THE PROBLEM.
The answer should consist of every line in the material below that has the word "memory".

EXERCISE DATA.
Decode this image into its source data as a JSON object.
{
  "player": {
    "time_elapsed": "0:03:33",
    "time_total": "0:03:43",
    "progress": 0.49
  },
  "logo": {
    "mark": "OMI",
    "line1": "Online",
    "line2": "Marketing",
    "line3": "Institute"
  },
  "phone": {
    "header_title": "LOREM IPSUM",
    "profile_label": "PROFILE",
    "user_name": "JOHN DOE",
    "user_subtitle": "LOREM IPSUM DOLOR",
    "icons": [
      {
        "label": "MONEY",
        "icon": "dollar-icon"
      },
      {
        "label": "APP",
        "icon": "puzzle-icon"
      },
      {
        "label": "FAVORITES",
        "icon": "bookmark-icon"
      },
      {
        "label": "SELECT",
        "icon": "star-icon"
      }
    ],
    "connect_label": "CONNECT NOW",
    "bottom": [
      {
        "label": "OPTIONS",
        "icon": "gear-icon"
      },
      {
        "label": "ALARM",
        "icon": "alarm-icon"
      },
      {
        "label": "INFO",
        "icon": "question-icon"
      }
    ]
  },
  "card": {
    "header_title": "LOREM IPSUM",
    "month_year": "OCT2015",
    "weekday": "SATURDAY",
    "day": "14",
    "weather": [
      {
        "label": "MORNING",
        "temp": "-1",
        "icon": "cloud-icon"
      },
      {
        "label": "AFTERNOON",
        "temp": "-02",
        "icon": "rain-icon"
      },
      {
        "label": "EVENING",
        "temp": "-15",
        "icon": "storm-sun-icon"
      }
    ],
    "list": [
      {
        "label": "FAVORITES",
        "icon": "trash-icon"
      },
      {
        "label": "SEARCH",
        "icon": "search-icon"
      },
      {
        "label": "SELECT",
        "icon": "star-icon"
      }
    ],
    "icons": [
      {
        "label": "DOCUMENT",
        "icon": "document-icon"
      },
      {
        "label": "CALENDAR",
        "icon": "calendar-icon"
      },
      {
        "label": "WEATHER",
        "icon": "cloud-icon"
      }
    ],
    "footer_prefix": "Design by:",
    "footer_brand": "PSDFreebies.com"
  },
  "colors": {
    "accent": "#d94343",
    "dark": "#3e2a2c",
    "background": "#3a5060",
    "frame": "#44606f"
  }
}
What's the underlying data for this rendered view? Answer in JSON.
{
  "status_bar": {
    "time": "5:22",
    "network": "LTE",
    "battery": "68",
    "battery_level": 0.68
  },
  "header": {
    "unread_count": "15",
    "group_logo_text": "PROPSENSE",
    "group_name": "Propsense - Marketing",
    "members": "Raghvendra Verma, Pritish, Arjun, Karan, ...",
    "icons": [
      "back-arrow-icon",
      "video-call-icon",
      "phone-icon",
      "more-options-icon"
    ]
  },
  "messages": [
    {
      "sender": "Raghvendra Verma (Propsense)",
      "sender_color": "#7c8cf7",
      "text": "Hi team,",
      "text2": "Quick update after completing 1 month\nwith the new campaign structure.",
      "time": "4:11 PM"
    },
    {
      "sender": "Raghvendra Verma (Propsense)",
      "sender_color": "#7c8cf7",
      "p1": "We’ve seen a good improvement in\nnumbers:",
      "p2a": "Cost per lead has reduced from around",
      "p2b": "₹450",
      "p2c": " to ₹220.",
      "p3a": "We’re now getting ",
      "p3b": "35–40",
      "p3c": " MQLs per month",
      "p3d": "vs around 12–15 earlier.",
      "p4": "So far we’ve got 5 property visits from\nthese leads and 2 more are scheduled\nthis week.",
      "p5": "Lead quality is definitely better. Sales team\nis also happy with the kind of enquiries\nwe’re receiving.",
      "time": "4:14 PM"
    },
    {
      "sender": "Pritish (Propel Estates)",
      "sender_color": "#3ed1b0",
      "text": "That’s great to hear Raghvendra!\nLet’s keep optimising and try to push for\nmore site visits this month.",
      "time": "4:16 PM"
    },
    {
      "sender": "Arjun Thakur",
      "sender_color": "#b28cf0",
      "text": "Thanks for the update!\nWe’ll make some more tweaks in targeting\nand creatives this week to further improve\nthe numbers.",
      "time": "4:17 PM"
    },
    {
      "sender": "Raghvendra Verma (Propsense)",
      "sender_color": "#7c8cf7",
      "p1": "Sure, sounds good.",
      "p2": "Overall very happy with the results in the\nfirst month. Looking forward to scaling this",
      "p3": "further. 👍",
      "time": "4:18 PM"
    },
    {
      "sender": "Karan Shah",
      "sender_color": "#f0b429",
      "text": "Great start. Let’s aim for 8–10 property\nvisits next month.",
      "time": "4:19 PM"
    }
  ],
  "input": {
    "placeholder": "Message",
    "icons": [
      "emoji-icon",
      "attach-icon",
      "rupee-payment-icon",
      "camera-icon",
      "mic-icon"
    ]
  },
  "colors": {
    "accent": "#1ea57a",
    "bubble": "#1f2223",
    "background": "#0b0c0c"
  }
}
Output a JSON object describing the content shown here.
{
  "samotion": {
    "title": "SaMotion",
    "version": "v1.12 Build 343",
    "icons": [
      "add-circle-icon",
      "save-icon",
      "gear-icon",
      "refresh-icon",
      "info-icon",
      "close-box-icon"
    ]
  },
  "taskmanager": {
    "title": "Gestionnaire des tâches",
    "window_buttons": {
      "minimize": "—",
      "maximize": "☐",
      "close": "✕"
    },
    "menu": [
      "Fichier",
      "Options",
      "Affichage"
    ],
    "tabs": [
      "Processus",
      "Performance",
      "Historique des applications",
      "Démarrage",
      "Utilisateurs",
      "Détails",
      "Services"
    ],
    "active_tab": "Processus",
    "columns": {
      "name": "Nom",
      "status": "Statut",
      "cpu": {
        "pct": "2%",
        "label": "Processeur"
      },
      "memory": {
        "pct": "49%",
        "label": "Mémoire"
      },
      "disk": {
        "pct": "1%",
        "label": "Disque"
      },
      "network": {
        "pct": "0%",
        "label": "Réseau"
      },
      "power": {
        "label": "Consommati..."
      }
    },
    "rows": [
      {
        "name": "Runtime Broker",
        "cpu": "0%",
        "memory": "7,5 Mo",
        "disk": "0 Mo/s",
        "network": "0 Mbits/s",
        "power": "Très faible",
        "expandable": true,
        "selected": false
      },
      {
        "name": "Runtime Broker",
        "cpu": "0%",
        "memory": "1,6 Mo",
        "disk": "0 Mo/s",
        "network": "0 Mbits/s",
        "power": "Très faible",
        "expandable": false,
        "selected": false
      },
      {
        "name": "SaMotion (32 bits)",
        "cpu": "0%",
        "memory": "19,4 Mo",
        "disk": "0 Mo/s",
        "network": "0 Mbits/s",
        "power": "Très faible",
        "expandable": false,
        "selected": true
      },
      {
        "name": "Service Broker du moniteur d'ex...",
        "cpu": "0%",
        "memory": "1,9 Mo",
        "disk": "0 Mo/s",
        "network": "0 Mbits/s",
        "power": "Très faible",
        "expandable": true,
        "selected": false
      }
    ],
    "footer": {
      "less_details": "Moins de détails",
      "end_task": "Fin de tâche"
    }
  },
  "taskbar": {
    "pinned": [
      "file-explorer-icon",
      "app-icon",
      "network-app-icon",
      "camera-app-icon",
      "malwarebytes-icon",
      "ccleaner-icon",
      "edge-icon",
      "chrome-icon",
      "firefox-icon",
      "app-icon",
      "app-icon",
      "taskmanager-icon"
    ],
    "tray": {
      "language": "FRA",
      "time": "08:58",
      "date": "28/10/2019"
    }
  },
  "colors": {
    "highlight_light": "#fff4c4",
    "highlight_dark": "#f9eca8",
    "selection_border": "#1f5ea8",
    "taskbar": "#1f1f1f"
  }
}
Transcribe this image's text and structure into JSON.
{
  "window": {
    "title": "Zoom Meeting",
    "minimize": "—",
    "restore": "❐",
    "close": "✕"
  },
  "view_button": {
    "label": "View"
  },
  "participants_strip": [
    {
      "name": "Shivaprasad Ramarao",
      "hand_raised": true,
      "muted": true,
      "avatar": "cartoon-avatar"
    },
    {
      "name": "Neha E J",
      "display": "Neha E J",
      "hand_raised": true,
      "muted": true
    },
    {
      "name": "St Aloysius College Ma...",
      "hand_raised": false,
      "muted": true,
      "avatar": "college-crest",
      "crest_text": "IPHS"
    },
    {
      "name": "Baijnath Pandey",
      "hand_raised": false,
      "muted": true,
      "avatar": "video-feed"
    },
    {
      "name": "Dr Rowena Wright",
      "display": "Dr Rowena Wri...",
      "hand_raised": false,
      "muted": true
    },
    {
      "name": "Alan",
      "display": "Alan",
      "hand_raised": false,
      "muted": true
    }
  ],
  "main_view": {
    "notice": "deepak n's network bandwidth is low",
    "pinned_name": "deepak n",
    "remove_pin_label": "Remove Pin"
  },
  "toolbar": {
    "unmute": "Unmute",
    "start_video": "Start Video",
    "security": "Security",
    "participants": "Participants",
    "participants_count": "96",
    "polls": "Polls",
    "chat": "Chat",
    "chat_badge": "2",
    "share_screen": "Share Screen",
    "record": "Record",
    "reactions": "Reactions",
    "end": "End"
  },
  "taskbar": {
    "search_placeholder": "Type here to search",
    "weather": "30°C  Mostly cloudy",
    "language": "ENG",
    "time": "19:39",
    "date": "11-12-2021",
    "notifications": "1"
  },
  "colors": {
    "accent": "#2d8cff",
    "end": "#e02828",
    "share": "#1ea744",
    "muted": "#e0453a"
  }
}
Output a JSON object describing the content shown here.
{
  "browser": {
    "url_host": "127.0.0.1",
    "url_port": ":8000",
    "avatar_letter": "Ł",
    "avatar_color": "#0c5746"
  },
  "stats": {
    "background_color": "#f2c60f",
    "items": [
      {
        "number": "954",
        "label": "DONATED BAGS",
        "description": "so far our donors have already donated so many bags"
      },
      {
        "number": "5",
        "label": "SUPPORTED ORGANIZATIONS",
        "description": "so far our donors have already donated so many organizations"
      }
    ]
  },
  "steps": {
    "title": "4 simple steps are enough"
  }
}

RESULT.
      "memory": {
        "memory": "7,5 Mo",
        "memory": "1,6 Mo",
        "memory": "19,4 Mo",
        "memory": "1,9 Mo",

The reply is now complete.